The proposed $26 billion (€19 billion) buyout of US lender Sallie Mae was thrown into doubt yesterday, when the private equity consortium buying the business threatened to pull out over proposed legislation that would reduce student loan subsidies.
The consortium, which is being led by US firm JC Flowers, has informed Sallie Mae that various bills being discussed in the US to cut subsidies by as much as $19 billion “could result in a failure of the conditions of the merger to be satisfied”, according to a statement by the lender.
However, the lender said it “strongly disagreed” with the consortium’s position. It added that it: “intends to proceed towards the closing of the merger transaction as rapidly as possible and will take all steps to protect shareholders’ interests”.
The row has been sparked by proposed reforms to the current student loans system, which currently allows Sallie Mae to raise money by issuing bonds to investors, and then lending it to students at subsidised rates.
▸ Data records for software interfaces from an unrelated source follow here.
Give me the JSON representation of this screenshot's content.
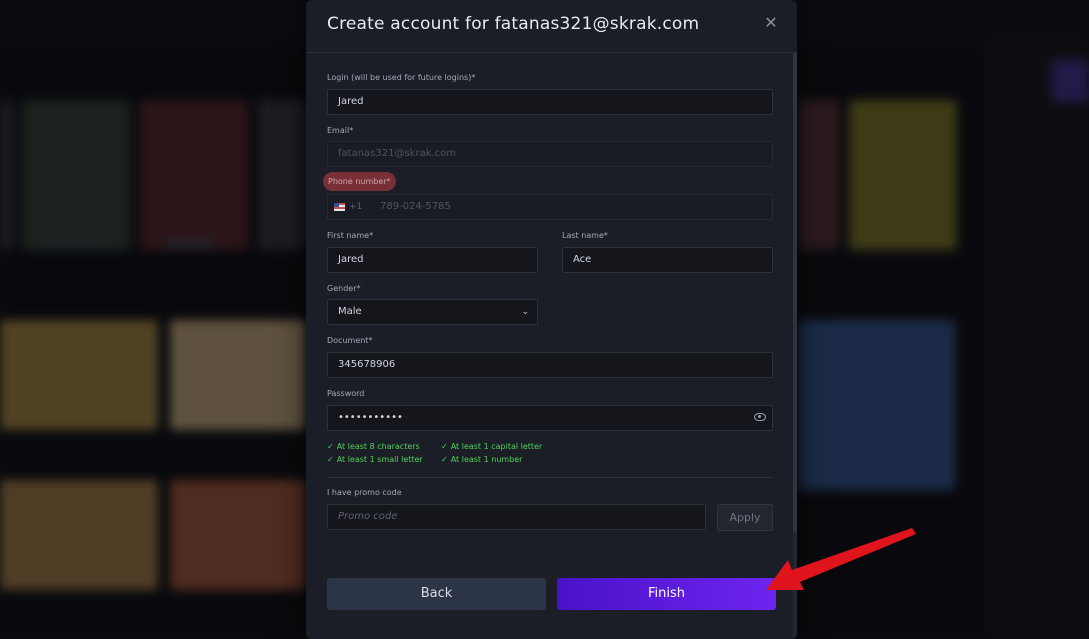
{
  "modal": {
    "title": "Create account for fatanas321@skrak.com",
    "close_icon": "close-icon"
  },
  "form": {
    "login": {
      "label": "Login (will be used for future logins)*",
      "value": "Jared"
    },
    "email": {
      "label": "Email*",
      "value": "fatanas321@skrak.com"
    },
    "phone": {
      "label": "Phone number*",
      "country_code": "+1",
      "placeholder": "789-024-5785",
      "flag_icon": "us-flag-icon"
    },
    "first_name": {
      "label": "First name*",
      "value": "Jared"
    },
    "last_name": {
      "label": "Last name*",
      "value": "Ace"
    },
    "gender": {
      "label": "Gender*",
      "value": "Male",
      "icon": "chevron-down-icon"
    },
    "document": {
      "label": "Document*",
      "value": "345678906"
    },
    "password": {
      "label": "Password",
      "value": "•••••••••••",
      "icon": "eye-icon"
    },
    "requirements": [
      {
        "text": "At least 8 characters"
      },
      {
        "text": "At least 1 capital letter"
      },
      {
        "text": "At least 1 small letter"
      },
      {
        "text": "At least 1 number"
      }
    ],
    "requirement_check": "✓",
    "promo": {
      "label": "I have promo code",
      "placeholder": "Promo code",
      "apply_label": "Apply"
    }
  },
  "actions": {
    "back_label": "Back",
    "finish_label": "Finish"
  },
  "colors": {
    "accent": "#5b1be0",
    "error_label_bg": "#7a2f37",
    "success_text": "#4fd15b",
    "annotation_arrow": "#e0141c"
  }
}
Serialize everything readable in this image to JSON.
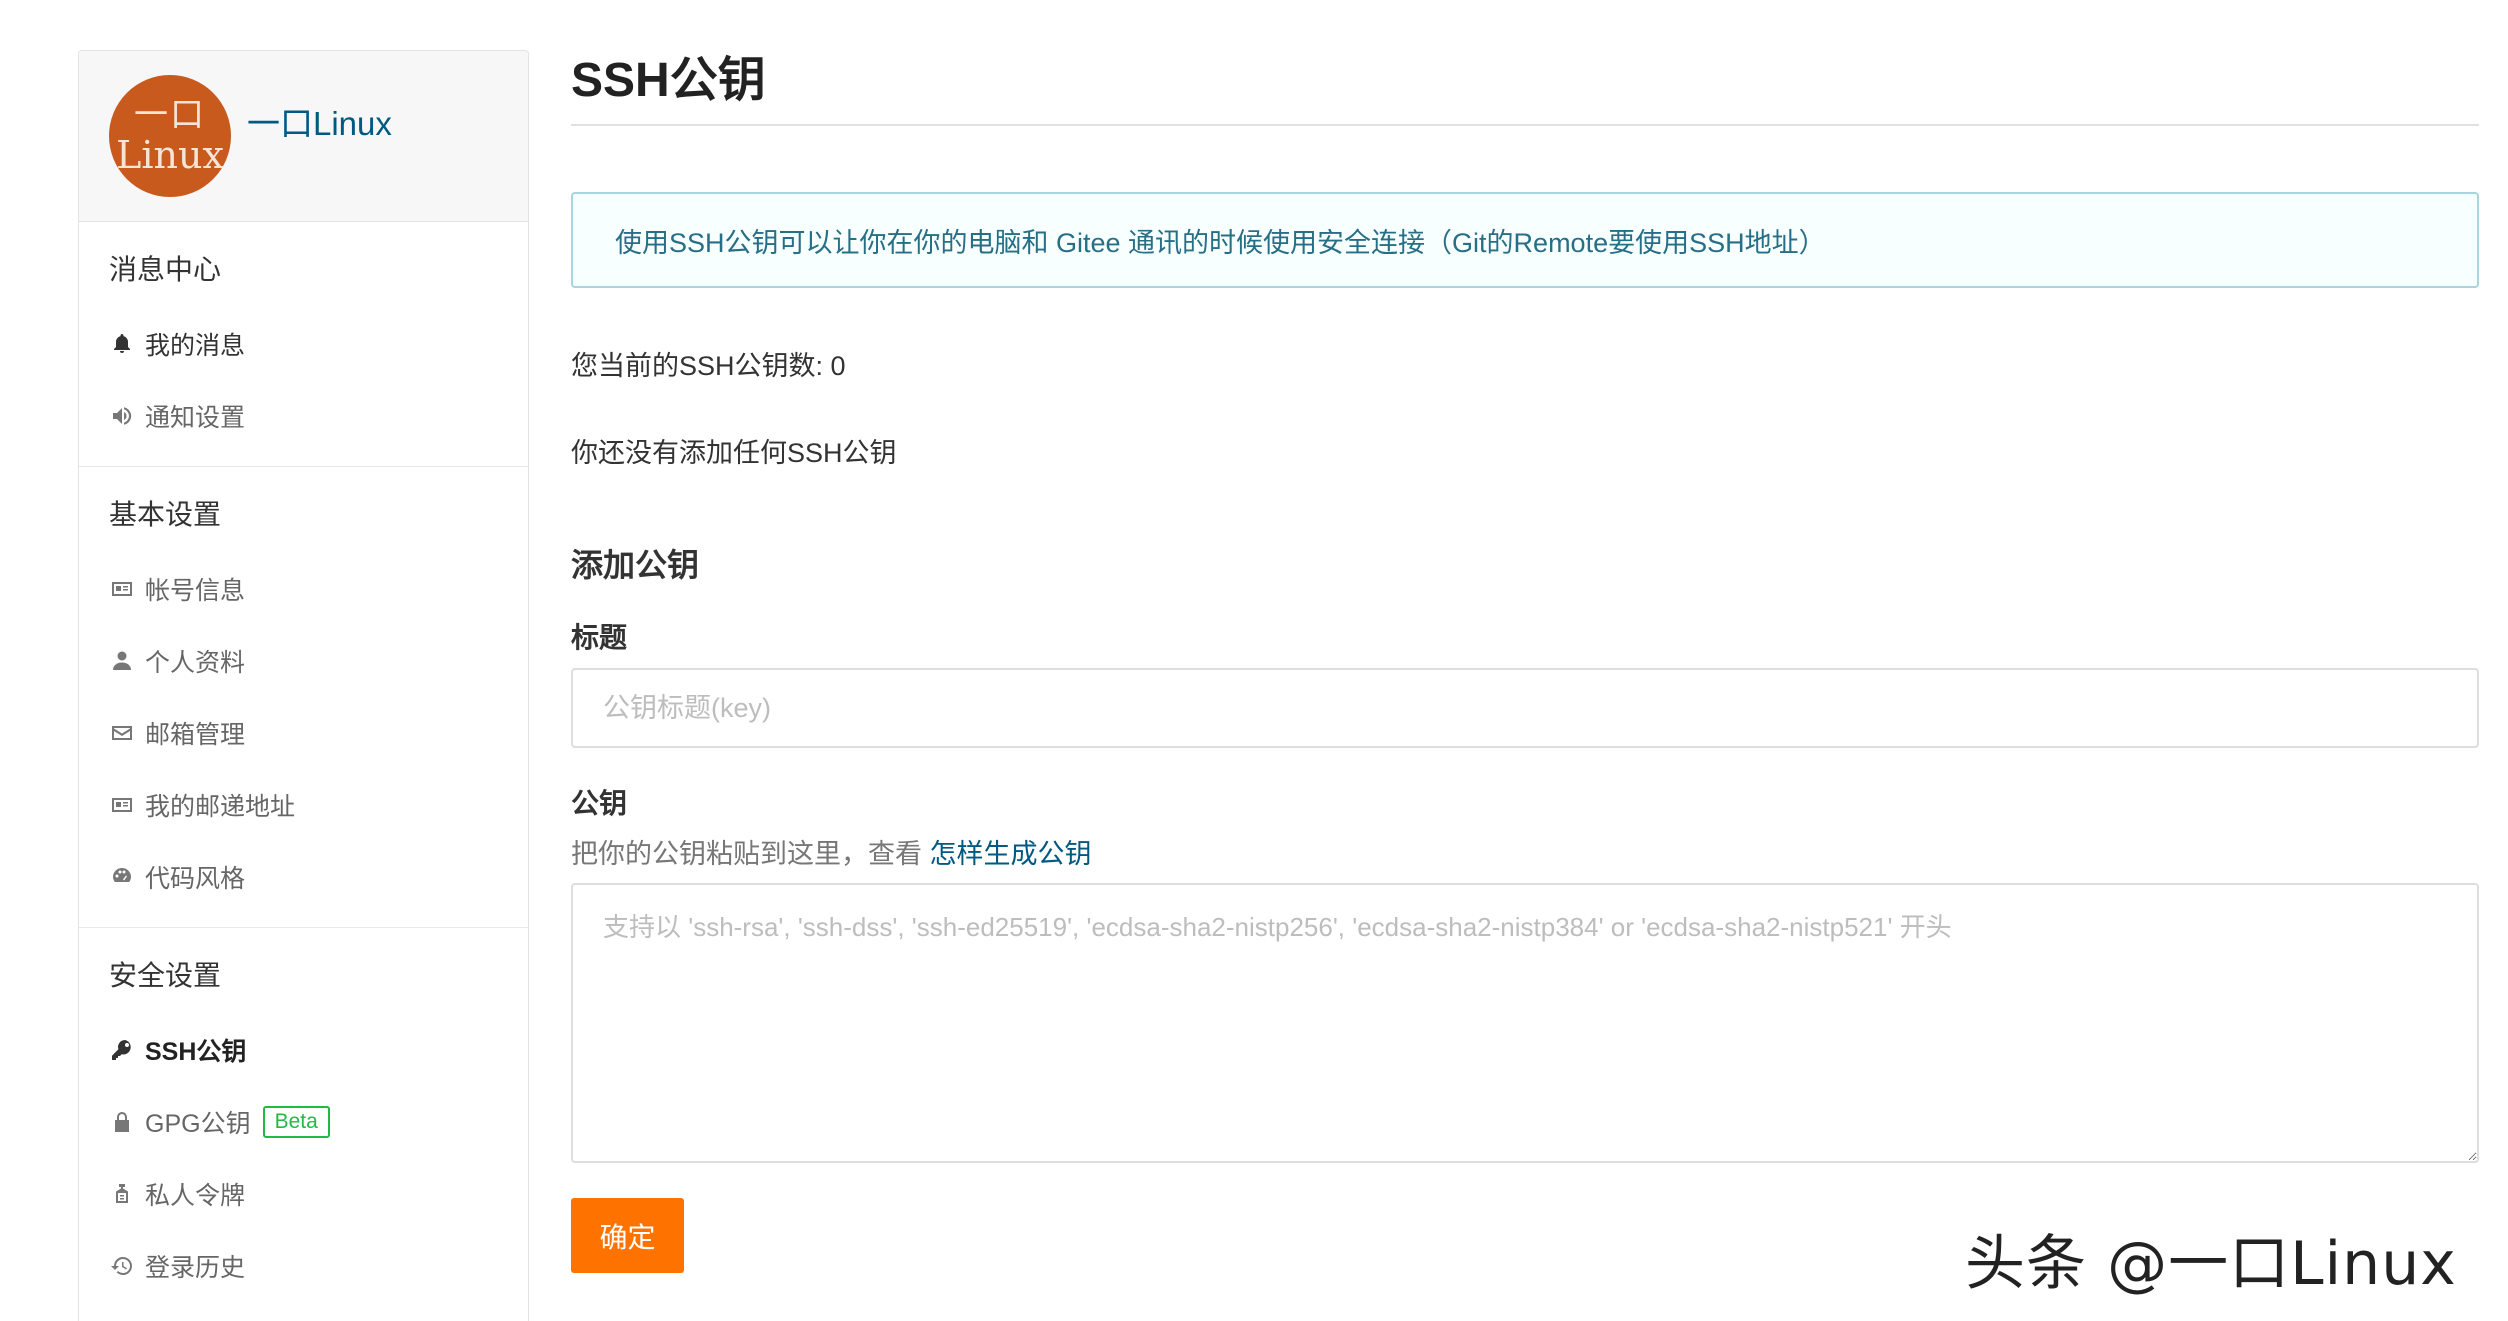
{
  "profile": {
    "avatar_line1": "一口",
    "avatar_line2": "Linux",
    "name": "一口Linux"
  },
  "sidebar": {
    "sections": [
      {
        "title": "消息中心",
        "items": [
          {
            "label": "我的消息",
            "icon": "bell-icon"
          },
          {
            "label": "通知设置",
            "icon": "speaker-icon"
          }
        ]
      },
      {
        "title": "基本设置",
        "items": [
          {
            "label": "帐号信息",
            "icon": "id-card-icon"
          },
          {
            "label": "个人资料",
            "icon": "user-icon"
          },
          {
            "label": "邮箱管理",
            "icon": "envelope-icon"
          },
          {
            "label": "我的邮递地址",
            "icon": "address-card-icon"
          },
          {
            "label": "代码风格",
            "icon": "palette-icon"
          }
        ]
      },
      {
        "title": "安全设置",
        "items": [
          {
            "label": "SSH公钥",
            "icon": "key-icon",
            "active": true
          },
          {
            "label": "GPG公钥",
            "icon": "lock-icon",
            "badge": "Beta"
          },
          {
            "label": "私人令牌",
            "icon": "token-icon"
          },
          {
            "label": "登录历史",
            "icon": "history-icon"
          }
        ]
      }
    ]
  },
  "main": {
    "title": "SSH公钥",
    "info": "使用SSH公钥可以让你在你的电脑和 Gitee 通讯的时候使用安全连接（Git的Remote要使用SSH地址）",
    "count_text": "您当前的SSH公钥数: 0",
    "empty_text": "你还没有添加任何SSH公钥",
    "add_title": "添加公钥",
    "title_label": "标题",
    "title_placeholder": "公钥标题(key)",
    "key_label": "公钥",
    "key_hint": "把你的公钥粘贴到这里，查看 ",
    "key_hint_link": "怎样生成公钥",
    "key_placeholder": "支持以 'ssh-rsa', 'ssh-dss', 'ssh-ed25519', 'ecdsa-sha2-nistp256', 'ecdsa-sha2-nistp384' or 'ecdsa-sha2-nistp521' 开头",
    "submit_label": "确定"
  },
  "watermark": "头条 @一口Linux",
  "colors": {
    "accent": "#fe7300",
    "link": "#005980",
    "info_border": "#a9d5de",
    "beta": "#21ba45",
    "avatar_bg": "#c85a1e"
  }
}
The US House of Representatives has been debating a bill to cut about $19 billion in subsidies, following scrutiny by New York Attorney General Andrew Cuomo, although the White House has threatened to veto the proposals.
The statement reveals that Sallie Mae and the JC Flowers group are in disagreement over the interpretation of the “material adverse change” clause in the original agreement, which specifies the circumstances under which the deal may be subject to revision or even cancellation.
The threat of the deal falling through, or going ahead at a reduced price, sent Sallie Mae’s share price tumbling by 9.8 percent yesterday, to close on $52.15.
The proposed deal would be by far the largest buyout to date in the financial services sector, which has not traditionally been a target for private equity firms. The bid consortium comprises JC Flowers, Friedman Fleischer & Lowe, JPMorgan Chase and Bank of America.